PSM reader Michael Kenny points to this article in the Wall Street Journal on bus rapid transit, or BRT. For the unfamiliar, BRT lines are served by standard or extended-length buses and have various advantages over traditional bus lines—fewer stops, nicer shelters, signal priority, and reserved lanes. They’re typically cheaper than light rail, too. But there’s one drawback that’s seldom mentioned—it’s far easier to water down a BRT proposal by doing away with reserved lanes and improved shelters, making BRT less appealing to riders.

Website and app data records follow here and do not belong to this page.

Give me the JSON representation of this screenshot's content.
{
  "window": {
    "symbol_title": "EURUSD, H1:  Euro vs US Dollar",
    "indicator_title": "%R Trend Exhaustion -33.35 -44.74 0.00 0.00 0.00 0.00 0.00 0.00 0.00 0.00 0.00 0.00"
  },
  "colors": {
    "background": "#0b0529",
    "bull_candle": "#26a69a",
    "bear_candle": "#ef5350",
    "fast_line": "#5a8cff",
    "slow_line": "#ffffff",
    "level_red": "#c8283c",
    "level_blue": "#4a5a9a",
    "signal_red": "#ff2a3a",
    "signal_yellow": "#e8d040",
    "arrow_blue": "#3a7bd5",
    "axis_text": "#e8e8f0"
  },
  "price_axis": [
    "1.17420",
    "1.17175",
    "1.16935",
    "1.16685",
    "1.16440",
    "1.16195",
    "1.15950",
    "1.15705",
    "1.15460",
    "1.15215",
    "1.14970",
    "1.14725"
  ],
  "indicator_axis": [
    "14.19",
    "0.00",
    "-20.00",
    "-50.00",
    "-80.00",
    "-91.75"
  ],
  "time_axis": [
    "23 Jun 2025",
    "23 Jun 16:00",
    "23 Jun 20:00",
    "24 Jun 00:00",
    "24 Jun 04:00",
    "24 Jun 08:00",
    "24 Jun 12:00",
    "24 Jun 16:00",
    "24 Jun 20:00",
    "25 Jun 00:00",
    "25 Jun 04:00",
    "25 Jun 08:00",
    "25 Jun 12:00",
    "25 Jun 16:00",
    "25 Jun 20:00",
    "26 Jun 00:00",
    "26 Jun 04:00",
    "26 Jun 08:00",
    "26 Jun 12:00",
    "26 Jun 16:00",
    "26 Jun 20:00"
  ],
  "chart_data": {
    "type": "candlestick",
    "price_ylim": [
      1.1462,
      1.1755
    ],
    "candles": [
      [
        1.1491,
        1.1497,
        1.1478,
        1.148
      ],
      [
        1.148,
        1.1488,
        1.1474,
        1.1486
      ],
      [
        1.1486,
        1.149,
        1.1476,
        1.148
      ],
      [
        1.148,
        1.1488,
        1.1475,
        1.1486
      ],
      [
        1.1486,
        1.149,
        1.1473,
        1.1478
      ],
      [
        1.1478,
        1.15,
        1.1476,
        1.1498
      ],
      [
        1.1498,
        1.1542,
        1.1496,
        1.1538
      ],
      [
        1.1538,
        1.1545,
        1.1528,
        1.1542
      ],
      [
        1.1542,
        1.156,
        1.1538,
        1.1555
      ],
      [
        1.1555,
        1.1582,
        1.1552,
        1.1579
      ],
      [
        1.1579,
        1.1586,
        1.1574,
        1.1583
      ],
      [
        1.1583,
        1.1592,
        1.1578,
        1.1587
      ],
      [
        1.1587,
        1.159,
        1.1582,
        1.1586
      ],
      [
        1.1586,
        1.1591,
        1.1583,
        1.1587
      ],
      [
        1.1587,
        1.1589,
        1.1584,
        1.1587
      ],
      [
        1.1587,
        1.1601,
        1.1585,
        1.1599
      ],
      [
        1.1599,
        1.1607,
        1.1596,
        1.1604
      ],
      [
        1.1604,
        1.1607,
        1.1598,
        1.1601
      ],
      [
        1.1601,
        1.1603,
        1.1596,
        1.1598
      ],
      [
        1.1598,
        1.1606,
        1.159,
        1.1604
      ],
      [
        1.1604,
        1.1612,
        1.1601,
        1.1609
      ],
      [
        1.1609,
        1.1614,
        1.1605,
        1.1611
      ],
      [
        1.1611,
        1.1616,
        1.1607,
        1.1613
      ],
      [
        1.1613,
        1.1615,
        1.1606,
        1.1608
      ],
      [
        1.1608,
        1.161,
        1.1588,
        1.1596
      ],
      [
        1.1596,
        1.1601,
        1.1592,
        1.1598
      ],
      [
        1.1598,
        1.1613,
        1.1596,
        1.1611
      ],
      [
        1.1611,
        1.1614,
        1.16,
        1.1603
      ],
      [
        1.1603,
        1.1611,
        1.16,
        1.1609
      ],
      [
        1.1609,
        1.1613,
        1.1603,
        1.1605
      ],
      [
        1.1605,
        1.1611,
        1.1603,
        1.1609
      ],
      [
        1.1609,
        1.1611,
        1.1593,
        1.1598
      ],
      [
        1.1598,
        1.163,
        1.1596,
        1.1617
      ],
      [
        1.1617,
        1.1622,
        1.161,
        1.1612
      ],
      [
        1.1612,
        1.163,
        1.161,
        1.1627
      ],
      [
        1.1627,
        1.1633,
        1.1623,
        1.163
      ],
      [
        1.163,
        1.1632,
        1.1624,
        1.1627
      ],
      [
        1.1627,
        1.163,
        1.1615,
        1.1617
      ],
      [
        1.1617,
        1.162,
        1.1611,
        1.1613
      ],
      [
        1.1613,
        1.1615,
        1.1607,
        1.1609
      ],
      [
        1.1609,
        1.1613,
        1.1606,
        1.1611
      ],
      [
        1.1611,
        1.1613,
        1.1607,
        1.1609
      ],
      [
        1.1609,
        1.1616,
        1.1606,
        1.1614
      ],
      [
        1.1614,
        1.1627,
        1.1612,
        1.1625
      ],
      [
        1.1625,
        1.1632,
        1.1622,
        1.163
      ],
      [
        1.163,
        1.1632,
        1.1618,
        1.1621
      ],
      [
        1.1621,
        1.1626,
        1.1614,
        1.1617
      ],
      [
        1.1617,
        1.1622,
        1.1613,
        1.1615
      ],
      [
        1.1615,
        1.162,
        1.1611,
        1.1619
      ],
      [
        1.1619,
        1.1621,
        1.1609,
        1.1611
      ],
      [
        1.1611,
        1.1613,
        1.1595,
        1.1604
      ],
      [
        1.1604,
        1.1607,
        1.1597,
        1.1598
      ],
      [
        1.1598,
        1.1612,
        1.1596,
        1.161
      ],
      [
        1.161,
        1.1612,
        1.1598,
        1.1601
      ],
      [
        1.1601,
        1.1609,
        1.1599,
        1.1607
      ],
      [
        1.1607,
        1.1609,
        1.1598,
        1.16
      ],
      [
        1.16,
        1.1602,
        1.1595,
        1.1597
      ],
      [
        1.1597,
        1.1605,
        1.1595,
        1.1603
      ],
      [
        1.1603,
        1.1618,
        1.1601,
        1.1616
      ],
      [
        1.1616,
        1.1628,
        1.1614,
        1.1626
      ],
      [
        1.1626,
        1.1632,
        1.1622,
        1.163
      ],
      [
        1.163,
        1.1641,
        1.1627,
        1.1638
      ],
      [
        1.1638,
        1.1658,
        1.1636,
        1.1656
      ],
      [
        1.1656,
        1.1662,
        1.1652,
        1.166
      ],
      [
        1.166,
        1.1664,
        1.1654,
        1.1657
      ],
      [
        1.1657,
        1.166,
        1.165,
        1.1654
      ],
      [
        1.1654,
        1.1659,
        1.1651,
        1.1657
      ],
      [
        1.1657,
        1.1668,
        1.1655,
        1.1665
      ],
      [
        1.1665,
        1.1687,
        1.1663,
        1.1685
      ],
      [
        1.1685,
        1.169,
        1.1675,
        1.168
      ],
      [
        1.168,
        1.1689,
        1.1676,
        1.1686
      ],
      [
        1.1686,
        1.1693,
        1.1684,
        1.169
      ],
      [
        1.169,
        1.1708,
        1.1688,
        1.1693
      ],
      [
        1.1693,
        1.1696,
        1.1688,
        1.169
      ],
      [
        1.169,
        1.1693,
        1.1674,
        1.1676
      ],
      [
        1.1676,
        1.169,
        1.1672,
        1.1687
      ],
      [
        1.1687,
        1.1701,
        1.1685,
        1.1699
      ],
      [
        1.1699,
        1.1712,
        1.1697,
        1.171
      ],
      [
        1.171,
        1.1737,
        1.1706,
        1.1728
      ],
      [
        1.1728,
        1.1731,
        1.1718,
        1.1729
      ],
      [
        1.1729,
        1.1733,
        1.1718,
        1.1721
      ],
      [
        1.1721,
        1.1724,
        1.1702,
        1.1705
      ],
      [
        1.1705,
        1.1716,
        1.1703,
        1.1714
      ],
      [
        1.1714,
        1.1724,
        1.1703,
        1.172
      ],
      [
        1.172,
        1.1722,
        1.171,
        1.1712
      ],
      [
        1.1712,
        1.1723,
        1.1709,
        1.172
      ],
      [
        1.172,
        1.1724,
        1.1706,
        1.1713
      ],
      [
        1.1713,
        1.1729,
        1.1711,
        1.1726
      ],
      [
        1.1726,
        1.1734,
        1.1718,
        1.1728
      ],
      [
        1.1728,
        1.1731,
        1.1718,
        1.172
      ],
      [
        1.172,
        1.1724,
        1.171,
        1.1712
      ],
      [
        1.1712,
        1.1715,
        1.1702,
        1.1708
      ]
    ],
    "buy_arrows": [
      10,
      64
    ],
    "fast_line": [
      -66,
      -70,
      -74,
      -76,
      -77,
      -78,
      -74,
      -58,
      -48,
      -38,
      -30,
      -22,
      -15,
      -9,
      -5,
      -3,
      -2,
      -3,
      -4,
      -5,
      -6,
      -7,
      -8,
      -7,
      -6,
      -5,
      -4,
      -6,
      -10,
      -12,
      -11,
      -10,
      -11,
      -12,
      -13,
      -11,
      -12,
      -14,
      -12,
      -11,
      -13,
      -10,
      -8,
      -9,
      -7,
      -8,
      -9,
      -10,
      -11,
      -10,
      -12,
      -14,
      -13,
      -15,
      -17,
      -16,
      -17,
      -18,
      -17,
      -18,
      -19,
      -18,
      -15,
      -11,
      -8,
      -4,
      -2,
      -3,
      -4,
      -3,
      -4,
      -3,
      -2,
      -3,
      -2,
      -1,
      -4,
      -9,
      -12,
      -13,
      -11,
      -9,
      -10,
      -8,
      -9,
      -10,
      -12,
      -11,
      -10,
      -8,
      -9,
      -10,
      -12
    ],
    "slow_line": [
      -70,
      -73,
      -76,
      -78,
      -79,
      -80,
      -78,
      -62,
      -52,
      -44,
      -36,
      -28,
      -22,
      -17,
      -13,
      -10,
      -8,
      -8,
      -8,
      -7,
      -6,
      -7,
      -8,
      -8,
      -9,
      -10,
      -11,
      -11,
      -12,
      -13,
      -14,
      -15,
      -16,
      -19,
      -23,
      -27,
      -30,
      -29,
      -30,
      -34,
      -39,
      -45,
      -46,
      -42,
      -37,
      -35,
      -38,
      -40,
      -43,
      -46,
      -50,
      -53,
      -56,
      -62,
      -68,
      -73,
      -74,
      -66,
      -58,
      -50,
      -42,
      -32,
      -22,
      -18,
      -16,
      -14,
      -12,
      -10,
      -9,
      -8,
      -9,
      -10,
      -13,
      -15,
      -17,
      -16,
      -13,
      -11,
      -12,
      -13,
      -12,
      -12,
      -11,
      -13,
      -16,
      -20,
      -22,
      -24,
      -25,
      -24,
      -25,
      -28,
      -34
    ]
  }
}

Still, as Kenny notes, BRT can help extend transit to cities and communities that might not have the money for rail. You’ve got to start somewhere.